Is gluten attacking your brain?
by Alicia Woodward
As editor of Living Without magazine, I never miss an opportunity to talk about gluten ataxia. Gluten ataxia is a little known neurologic condition that develops in response to eating gluten. It’s characterized by the loss of balance and coordination. However, it can also affect fingers, hands, arms, legs, speech and even eye movements. Typical symptoms include difficulty walking or walking with a wide gait, frequent falls, difficulty judging distances or position, visual disturbances, brain fog and tremor.
With gluten ataxia, damage takes place in the cerebellum, the balance center of the brain that controls coordination and complex movements like walking, speaking and swallowing. Purkinje cells in the cerebellum, key in maintaining balance, are thought to be lost in gluten ataxia.
Marios Hadjivassiliou, MD, a neurologist at Royal Hallamshire Hospital in Sheffield, England, first described gluten ataxia in the 1990s. After seeing a number of patients with unexplained balance and coordination problems, he began systematically testing them for gluten sensitivity using antigliadin antibodies, which point to a heightened immune response to gluten but not necessarily to a diagnosis of celiac disease. Hadjivassiliou found a very high prevalence of antibodies in patients with ataxia, coining the condition gluten ataxia. Many patients with gluten ataxia have no bowel symptoms (which are common in those with celiac disease).
Celiac disease, dermatitis herpetiformis (an itchy rash) and gluten ataxia are all manifestations of gluten sensitivity but they are different diseases. Hadjivassiliou argues that gluten sensitivity is not principally a disease of the small bowel; it can be primarily—and sometimes exclusively—a neurological disease.
Gluten ataxia is currently diagnosed when antigliadin tests suggest gluten sensitivity and other causes of ataxia are ruled out. (Small bowel biopsy is advisable in patients with positive antigliadin and celiac blood tests.) It is a diagnosis of exclusion.
A new screening tool may soon help. Hadjivassiliou and his team recently identified an antibody, transglutaminase TG6, which may be a better marker for gluten ataxia. TG6 is primarily expressed in the brain. Although promising, a test for TG6 is not yet ready for clinical use. For now, it’s most important for patients to repeat blood testing, usually after six months of treatment with the gluten-free diet, to ensure elimination of all antibodies.
The gluten-free diet—the mainstay of treatment for gluten ataxia—can result in a stabilization of symptoms. The neurologic system tends to heal slowly. Once ataxia is well established, it’s rare to make a full recovery. However, the outlook isn’t grim.

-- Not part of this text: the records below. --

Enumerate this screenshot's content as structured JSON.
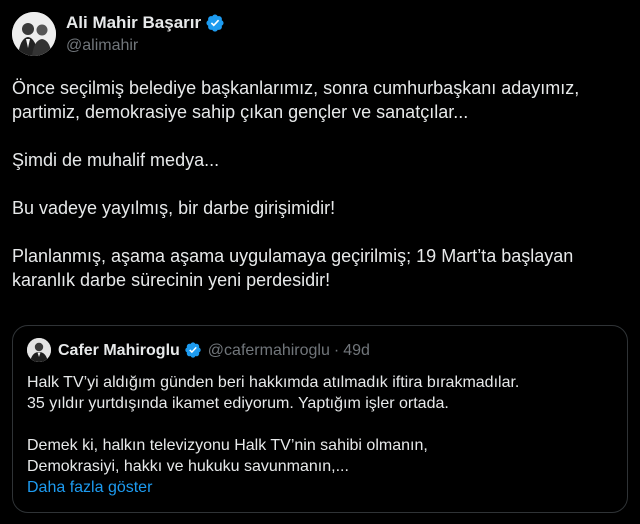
{
  "author": {
    "name": "Ali Mahir Başarır",
    "handle": "@alimahir"
  },
  "tweet_lines": [
    "Önce seçilmiş belediye başkanlarımız, sonra cumhurbaşkanı adayımız,",
    "partimiz, demokrasiye sahip çıkan gençler ve sanatçılar...",
    "Şimdi de muhalif medya...",
    "Bu vadeye yayılmış, bir darbe girişimidir!",
    "Planlanmış, aşama aşama uygulamaya geçirilmiş; 19 Mart’ta başlayan",
    "karanlık darbe sürecinin yeni perdesidir!"
  ],
  "quoted": {
    "name": "Cafer Mahiroglu",
    "handle": "@cafermahiroglu",
    "separator": "·",
    "time": "49d",
    "lines": [
      "Halk TV’yi aldığım günden beri hakkımda atılmadık iftira bırakmadılar.",
      "35 yıldır yurtdışında ikamet ediyorum. Yaptığım işler ortada.",
      "Demek ki, halkın televizyonu Halk TV’nin sahibi olmanın,",
      "Demokrasiyi, hakkı ve hukuku savunmanın,..."
    ],
    "show_more": "Daha fazla göster"
  },
  "colors": {
    "background": "#000000",
    "text": "#e7e9ea",
    "secondary": "#71767b",
    "accent": "#1d9bf0",
    "border": "#2f3336"
  },
  "icons": [
    "verified-badge-icon"
  ]
}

In addition to dietary intervention (strict avoidance of gluten), physical and occupational therapy can make a big difference.
The medical community is still largely unaware of gluten ataxia. If you suspect you might have it, go to LivingWithout.com and print out articles on gluten ataxia. Take these to your primary care physician or neurologist and insist on being screened.
Alicia Woodward, LCSW, is editor of Living Without, the nation’s leading magazine for those with sensitivities and food allergies.